Data about app and page elements:
┏━━
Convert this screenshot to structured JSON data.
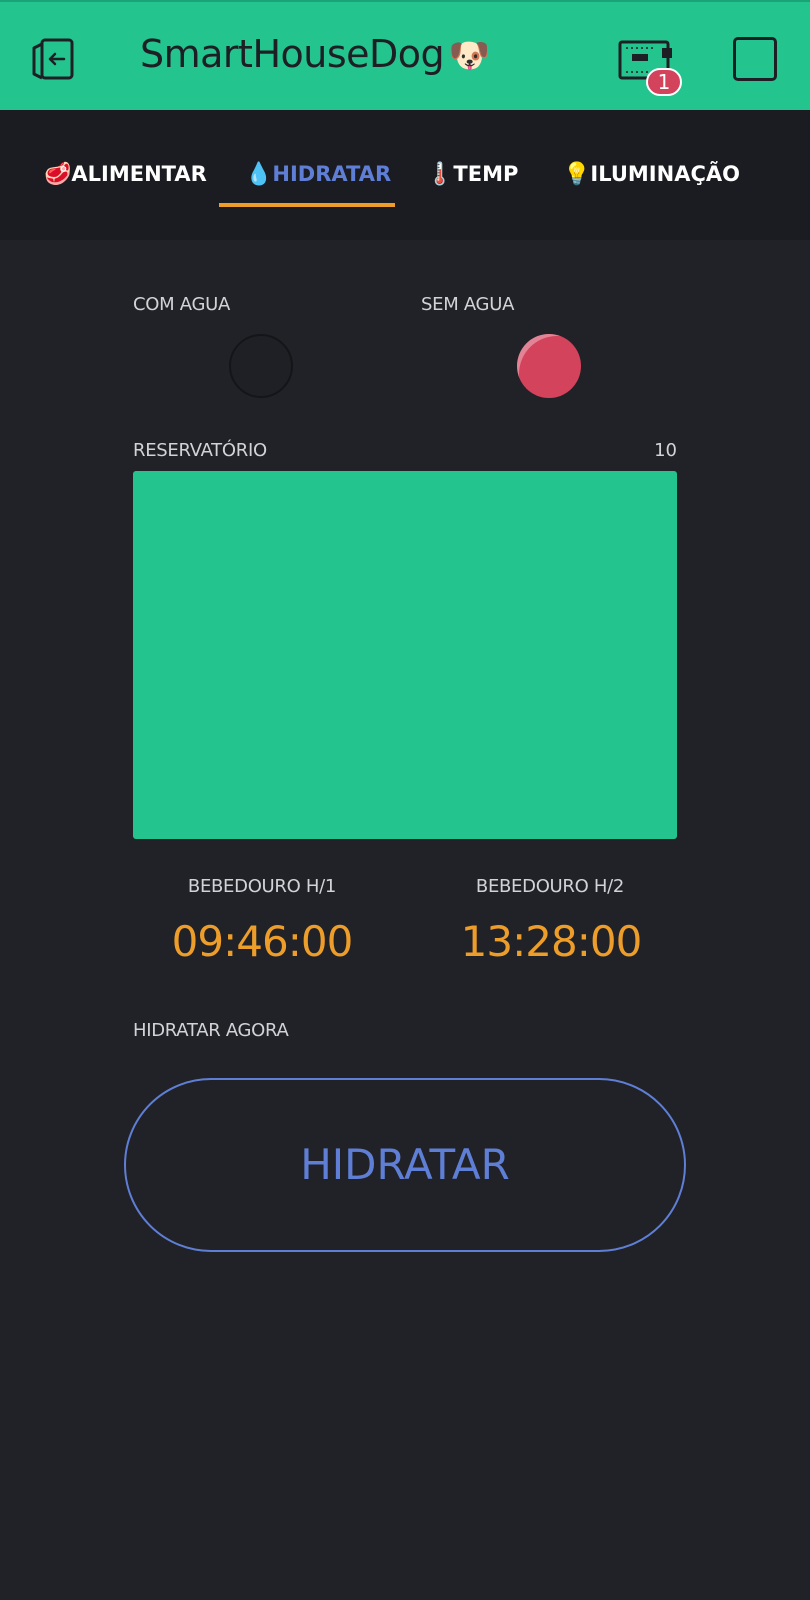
{
  "header": {
    "title": "SmartHouseDog",
    "title_emoji": "🐶",
    "notification_count": "1",
    "icons": [
      "exit-icon",
      "device-icon",
      "square-icon"
    ]
  },
  "tabs": [
    {
      "emoji": "🥩",
      "label": "ALIMENTAR",
      "active": false
    },
    {
      "emoji": "💧",
      "label": "HIDRATAR",
      "active": true
    },
    {
      "emoji": "🌡️",
      "label": "TEMP",
      "active": false
    },
    {
      "emoji": "💡",
      "label": "ILUMINAÇÃO",
      "active": false
    }
  ],
  "leds": {
    "com_agua": {
      "label": "COM AGUA",
      "state": "off"
    },
    "sem_agua": {
      "label": "SEM AGUA",
      "state": "on"
    }
  },
  "reservoir": {
    "label": "RESERVATÓRIO",
    "value": "10",
    "fill_fraction": 1.0
  },
  "schedules": {
    "h1": {
      "label": "BEBEDOURO H/1",
      "time": "09:46:00"
    },
    "h2": {
      "label": "BEBEDOURO H/2",
      "time": "13:28:00"
    }
  },
  "action": {
    "label": "HIDRATAR AGORA",
    "button_label": "HIDRATAR"
  },
  "colors": {
    "accent_green": "#23c48e",
    "accent_blue": "#5f7fd6",
    "accent_orange": "#ed9d2a",
    "led_red": "#d3435c",
    "background": "#212227"
  }
}
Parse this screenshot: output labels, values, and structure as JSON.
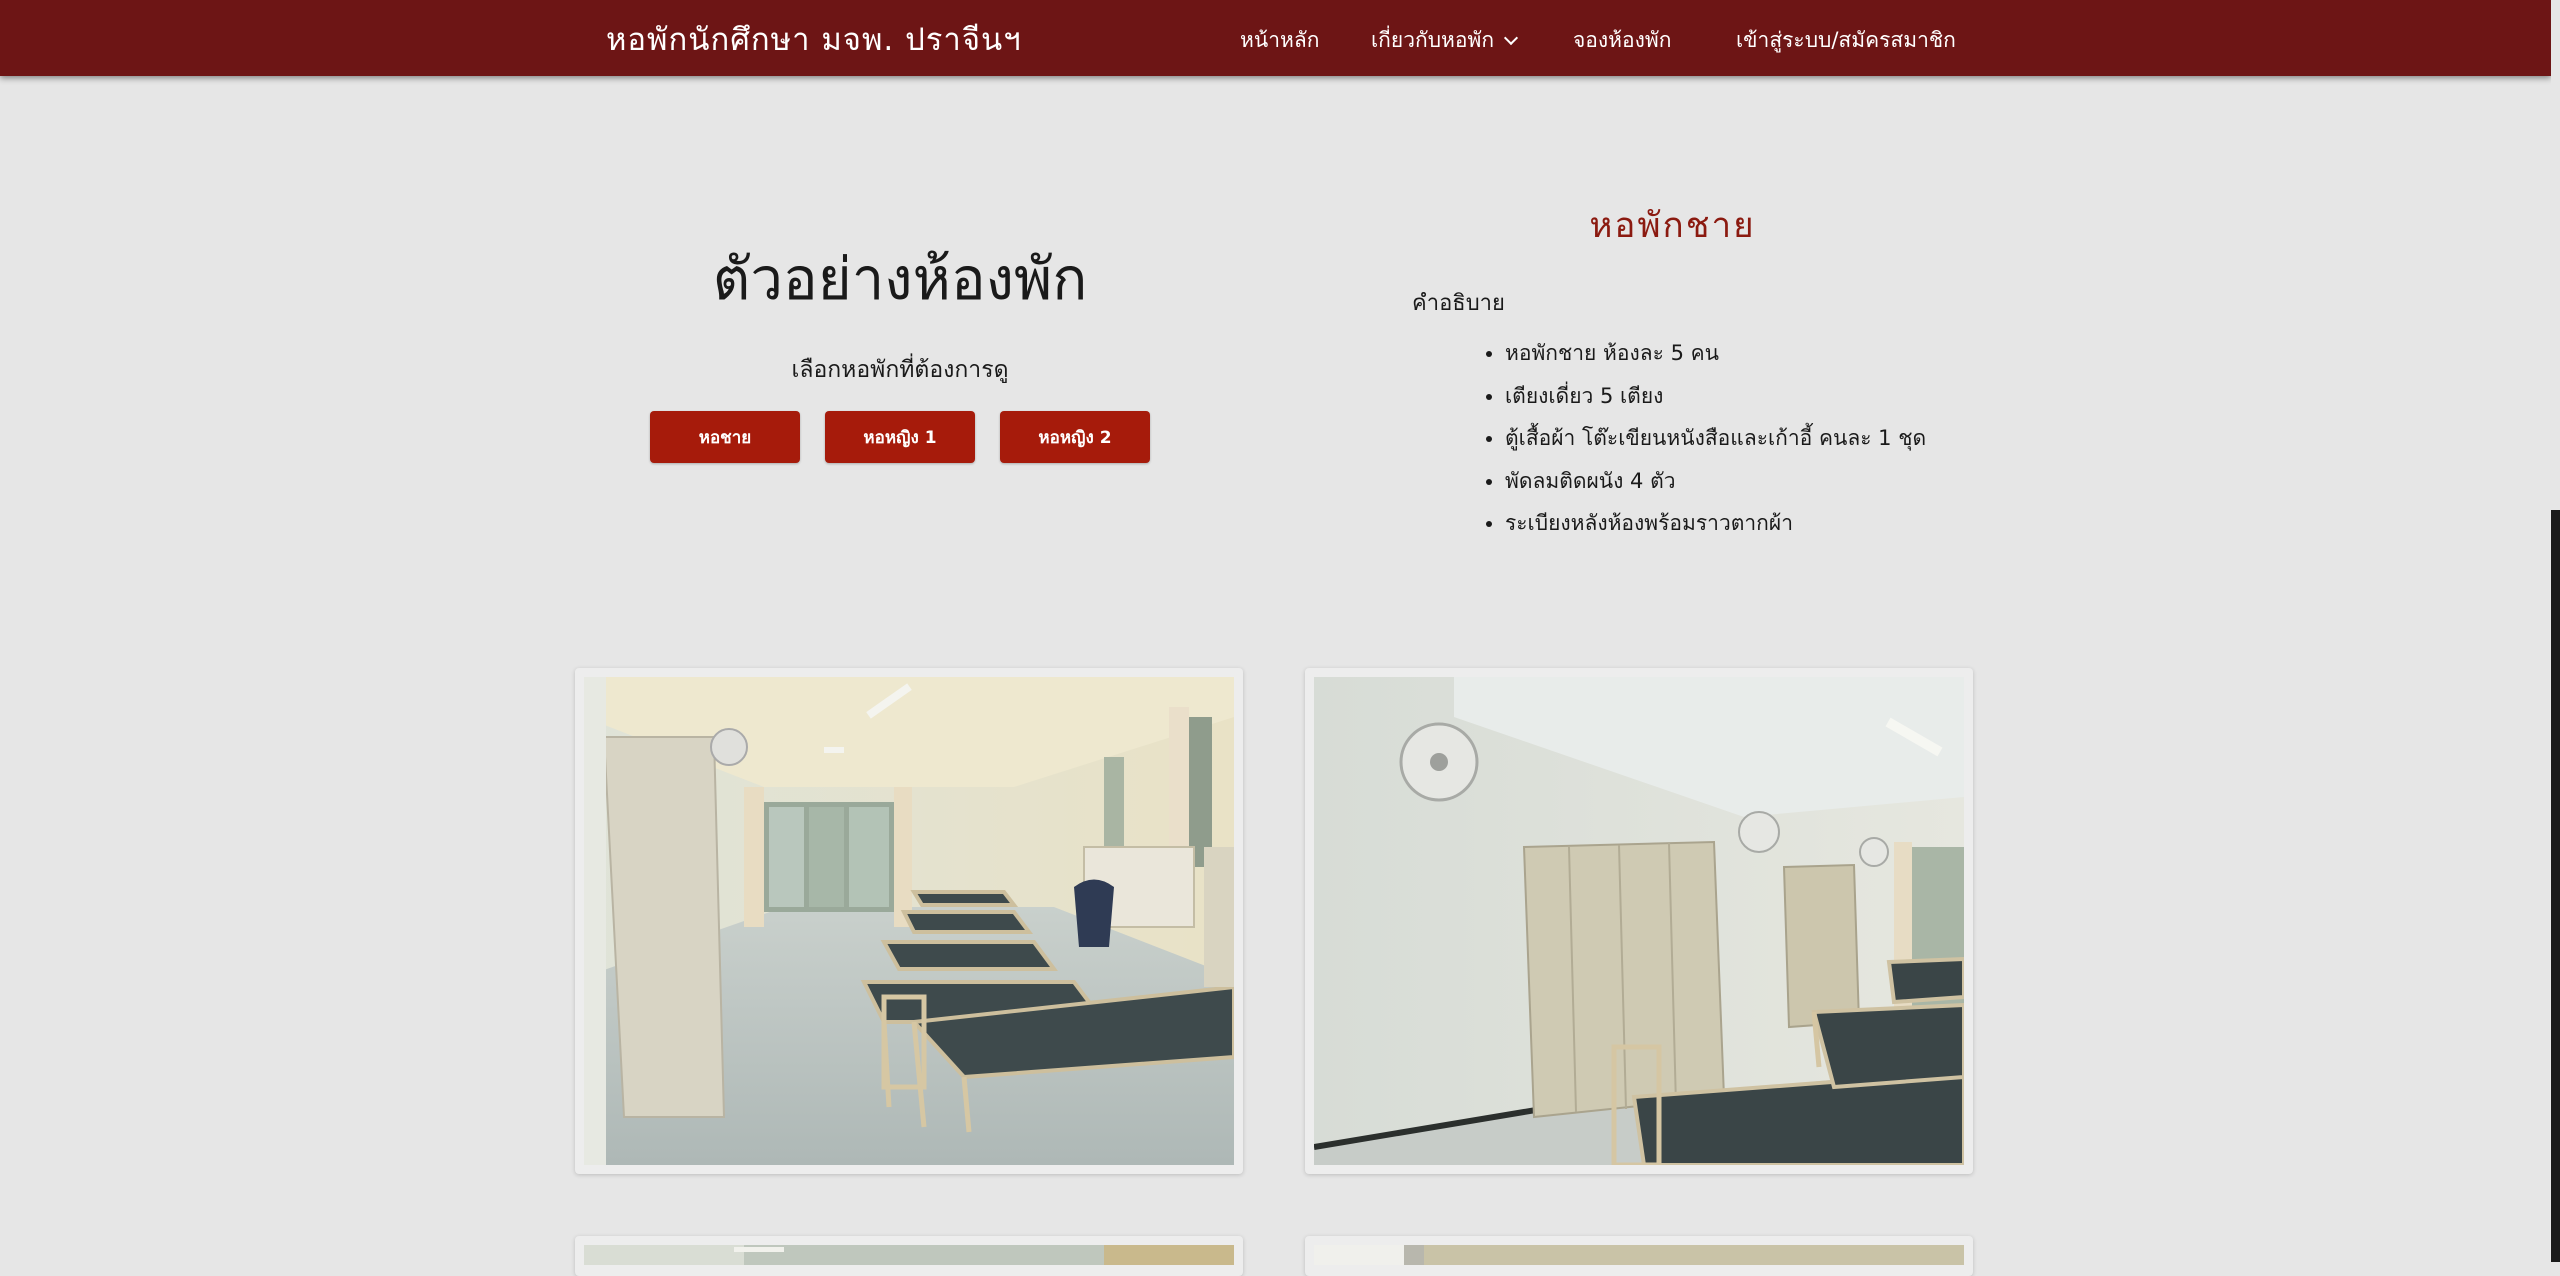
{
  "nav": {
    "brand": "หอพักนักศึกษา มจพ. ปราจีนฯ",
    "items": [
      "หน้าหลัก",
      "เกี่ยวกับหอพัก",
      "จองห้องพัก",
      "เข้าสู่ระบบ/สมัครสมาชิก"
    ]
  },
  "hero": {
    "title": "ตัวอย่างห้องพัก",
    "subtitle": "เลือกหอพักที่ต้องการดู",
    "buttons": [
      "หอชาย",
      "หอหญิง 1",
      "หอหญิง 2"
    ]
  },
  "details": {
    "title": "หอพักชาย",
    "label": "คำอธิบาย",
    "items": [
      "หอพักชาย ห้องละ 5 คน",
      "เตียงเดี่ยว 5 เตียง",
      "ตู้เสื้อผ้า โต๊ะเขียนหนังสือและเก้าอี้ คนละ 1 ชุด",
      "พัดลมติดผนัง 4 ตัว",
      "ระเบียงหลังห้องพร้อมราวตากผ้า"
    ]
  },
  "colors": {
    "navbar": "#6d1515",
    "button": "#a61b0b",
    "title_accent": "#8b1a10",
    "page_bg": "#e6e6e6"
  }
}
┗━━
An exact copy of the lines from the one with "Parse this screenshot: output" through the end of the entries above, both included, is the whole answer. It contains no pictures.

> _Solution for this exercise_
Parse this screenshot: output labels, values, and structure as JSON.
{
  "nav": {
    "brand": "หอพักนักศึกษา มจพ. ปราจีนฯ",
    "items": [
      "หน้าหลัก",
      "เกี่ยวกับหอพัก",
      "จองห้องพัก",
      "เข้าสู่ระบบ/สมัครสมาชิก"
    ]
  },
  "hero": {
    "title": "ตัวอย่างห้องพัก",
    "subtitle": "เลือกหอพักที่ต้องการดู",
    "buttons": [
      "หอชาย",
      "หอหญิง 1",
      "หอหญิง 2"
    ]
  },
  "details": {
    "title": "หอพักชาย",
    "label": "คำอธิบาย",
    "items": [
      "หอพักชาย ห้องละ 5 คน",
      "เตียงเดี่ยว 5 เตียง",
      "ตู้เสื้อผ้า โต๊ะเขียนหนังสือและเก้าอี้ คนละ 1 ชุด",
      "พัดลมติดผนัง 4 ตัว",
      "ระเบียงหลังห้องพร้อมราวตากผ้า"
    ]
  },
  "colors": {
    "navbar": "#6d1515",
    "button": "#a61b0b",
    "title_accent": "#8b1a10",
    "page_bg": "#e6e6e6"
  }
}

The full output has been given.